represent you on these charges. the lawyer can talk to you in the jail about what various options are including bond where that's appropriate and your court date is march 4th at 2:00 and right now we will hold you without bond. good luck. >> thank you. ♪ >> with her court date for assault three month away, walker has another legal matter to attend to. she's escorted through a long corridor that connects the jail to the circuit court building. this is where a decision will be made regarding her recent probation violation under grand larceny conviction. her judge can do anything from releasing her on probation to making her wait nine and a half years in prison. >> it wasn't even supposed to go like this. i was just supposed to come here and we could be talking about what i'm about to do when i get out and -- i can't believe that [ bleep ], man.
it's tearing me up inside, but i just -- i can't afford to spas on these people. we were not allowed in the courtroom, but hours later we visited with walker back in her cell. >> she gave me 18 months with six and a half months served and then i've got to deal with, you know, the spitter thing so it's going to be about two years, man. two years in this cell, man. you know? ♪ ♪ >> you know it's your fault. you know it is. but you try, you know? you know that you're trying, you know? you can't change overnight. you can't. you've got to give me credit.

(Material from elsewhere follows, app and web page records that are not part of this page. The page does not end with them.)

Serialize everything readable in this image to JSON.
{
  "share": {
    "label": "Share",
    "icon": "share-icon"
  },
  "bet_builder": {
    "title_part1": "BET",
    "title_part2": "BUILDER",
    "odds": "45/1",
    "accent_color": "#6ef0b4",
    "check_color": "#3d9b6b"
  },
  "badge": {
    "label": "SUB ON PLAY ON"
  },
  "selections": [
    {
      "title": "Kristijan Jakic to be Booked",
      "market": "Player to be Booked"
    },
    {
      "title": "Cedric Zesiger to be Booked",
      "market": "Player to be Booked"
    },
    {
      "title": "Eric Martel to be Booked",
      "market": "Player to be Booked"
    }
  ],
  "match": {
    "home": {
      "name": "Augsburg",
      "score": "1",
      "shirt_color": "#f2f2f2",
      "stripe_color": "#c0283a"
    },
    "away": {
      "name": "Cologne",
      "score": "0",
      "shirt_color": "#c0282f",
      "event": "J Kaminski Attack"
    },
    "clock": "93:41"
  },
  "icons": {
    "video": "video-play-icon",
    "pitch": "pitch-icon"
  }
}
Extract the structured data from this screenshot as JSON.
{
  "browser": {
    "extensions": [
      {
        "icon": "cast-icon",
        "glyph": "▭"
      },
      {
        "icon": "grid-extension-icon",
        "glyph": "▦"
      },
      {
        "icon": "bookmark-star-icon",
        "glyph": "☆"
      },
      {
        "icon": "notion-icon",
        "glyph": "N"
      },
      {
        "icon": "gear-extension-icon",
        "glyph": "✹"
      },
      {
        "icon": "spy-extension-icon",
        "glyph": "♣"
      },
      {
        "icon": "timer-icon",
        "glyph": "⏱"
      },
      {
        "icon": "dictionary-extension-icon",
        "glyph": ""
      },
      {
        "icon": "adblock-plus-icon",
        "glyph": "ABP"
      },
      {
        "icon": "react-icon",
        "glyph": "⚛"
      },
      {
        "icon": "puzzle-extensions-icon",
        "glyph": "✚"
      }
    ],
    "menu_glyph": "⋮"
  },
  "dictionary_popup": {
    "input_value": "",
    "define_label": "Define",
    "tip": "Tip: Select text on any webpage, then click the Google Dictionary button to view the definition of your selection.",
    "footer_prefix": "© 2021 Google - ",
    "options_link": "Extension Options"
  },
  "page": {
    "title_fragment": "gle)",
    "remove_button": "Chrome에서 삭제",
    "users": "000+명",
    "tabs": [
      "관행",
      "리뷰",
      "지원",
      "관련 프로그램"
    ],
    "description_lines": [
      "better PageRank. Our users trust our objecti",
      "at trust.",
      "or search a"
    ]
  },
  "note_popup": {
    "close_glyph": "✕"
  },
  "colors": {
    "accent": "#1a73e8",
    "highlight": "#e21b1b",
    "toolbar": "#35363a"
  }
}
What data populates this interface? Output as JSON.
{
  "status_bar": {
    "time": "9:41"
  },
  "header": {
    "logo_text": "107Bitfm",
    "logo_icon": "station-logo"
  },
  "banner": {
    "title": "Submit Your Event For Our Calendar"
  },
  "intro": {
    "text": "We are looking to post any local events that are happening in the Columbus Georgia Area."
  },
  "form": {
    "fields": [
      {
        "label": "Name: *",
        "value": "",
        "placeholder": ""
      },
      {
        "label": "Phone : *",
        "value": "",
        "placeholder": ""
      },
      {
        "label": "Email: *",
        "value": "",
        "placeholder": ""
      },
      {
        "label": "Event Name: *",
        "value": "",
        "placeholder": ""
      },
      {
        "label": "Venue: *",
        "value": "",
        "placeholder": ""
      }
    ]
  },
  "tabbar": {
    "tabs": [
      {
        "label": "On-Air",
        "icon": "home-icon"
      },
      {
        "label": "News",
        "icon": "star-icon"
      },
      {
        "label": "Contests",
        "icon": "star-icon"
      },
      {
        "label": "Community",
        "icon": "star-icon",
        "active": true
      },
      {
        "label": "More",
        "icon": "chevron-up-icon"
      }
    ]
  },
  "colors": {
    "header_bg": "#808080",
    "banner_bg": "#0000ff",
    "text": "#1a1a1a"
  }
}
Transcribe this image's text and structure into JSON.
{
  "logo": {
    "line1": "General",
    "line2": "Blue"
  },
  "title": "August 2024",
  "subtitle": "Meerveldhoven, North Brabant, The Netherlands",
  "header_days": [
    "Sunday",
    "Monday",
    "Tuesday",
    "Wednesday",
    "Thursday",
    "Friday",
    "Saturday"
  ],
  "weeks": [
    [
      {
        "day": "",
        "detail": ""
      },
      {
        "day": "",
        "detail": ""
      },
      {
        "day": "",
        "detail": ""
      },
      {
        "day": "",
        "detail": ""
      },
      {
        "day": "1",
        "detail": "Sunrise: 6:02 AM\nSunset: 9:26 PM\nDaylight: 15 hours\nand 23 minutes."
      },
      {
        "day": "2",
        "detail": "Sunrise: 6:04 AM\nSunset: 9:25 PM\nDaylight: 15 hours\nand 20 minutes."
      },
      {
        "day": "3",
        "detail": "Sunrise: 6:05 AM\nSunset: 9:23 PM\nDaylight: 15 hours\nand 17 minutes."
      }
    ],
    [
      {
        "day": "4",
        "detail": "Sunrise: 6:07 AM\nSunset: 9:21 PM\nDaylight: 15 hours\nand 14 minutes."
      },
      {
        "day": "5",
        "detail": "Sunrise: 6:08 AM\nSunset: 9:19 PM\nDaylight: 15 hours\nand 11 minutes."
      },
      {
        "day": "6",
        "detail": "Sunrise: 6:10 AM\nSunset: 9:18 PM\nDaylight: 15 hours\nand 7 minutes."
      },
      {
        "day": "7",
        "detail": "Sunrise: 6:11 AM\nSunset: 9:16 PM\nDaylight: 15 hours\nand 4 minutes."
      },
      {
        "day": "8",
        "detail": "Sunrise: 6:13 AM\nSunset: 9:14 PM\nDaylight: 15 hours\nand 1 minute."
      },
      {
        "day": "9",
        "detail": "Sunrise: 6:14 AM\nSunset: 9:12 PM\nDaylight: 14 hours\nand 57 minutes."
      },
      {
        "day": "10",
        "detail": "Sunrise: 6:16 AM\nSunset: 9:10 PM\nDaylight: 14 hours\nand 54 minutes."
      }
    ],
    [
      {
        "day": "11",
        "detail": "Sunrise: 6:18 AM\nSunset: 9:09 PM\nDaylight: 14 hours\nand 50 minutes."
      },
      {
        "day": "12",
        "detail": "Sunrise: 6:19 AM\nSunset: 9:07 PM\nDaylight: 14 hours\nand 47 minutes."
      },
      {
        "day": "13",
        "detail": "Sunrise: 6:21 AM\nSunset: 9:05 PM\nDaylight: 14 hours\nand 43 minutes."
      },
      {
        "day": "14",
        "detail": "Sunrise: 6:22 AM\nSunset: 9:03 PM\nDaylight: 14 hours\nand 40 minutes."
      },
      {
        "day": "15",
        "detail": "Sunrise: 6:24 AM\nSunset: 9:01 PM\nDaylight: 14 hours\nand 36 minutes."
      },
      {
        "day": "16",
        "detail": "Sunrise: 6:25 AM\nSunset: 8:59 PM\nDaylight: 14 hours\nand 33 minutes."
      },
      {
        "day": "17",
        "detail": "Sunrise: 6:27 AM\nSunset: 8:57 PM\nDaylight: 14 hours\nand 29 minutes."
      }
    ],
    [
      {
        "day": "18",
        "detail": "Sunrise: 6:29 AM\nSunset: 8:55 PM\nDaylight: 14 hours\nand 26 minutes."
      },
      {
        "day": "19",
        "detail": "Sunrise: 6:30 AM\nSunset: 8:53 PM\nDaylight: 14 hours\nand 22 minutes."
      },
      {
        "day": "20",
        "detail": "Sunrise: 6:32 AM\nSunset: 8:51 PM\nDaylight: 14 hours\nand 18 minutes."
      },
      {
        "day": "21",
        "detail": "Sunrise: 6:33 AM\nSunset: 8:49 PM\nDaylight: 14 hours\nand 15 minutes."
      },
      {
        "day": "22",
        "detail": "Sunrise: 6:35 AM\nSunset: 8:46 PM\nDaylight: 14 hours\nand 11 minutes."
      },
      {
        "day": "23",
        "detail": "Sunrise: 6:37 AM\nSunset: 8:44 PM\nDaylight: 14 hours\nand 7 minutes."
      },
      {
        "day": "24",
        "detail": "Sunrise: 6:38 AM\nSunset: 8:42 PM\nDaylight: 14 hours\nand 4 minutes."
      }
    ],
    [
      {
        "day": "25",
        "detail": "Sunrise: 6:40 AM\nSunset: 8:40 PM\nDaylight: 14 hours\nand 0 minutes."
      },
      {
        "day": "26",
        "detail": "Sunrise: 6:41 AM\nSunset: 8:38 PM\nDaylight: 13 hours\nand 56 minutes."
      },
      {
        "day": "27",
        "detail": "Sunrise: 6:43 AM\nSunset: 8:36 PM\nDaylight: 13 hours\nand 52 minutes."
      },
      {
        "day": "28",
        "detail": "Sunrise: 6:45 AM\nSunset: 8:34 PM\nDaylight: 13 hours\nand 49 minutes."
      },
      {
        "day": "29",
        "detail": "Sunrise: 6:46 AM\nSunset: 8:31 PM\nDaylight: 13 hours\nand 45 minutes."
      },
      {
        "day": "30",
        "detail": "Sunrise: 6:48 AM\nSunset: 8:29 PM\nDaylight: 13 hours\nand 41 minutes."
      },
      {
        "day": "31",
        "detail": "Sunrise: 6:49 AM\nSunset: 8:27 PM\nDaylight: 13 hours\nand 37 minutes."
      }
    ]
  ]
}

due to mature subject matter, viewer discretion is advised. turn around, face away from me. i need you down on the ground. put your hands behind your back, do it now. >> the emergency response team is deployed when a mentally ill inmate soils his cell and refuses orders. >> do not resist! >> do not resist! >> i fall on the ground and he stomps me right in the face. >> vicious assault sends another inmate to the hospital. >> that dude [ bleep ] me up bad.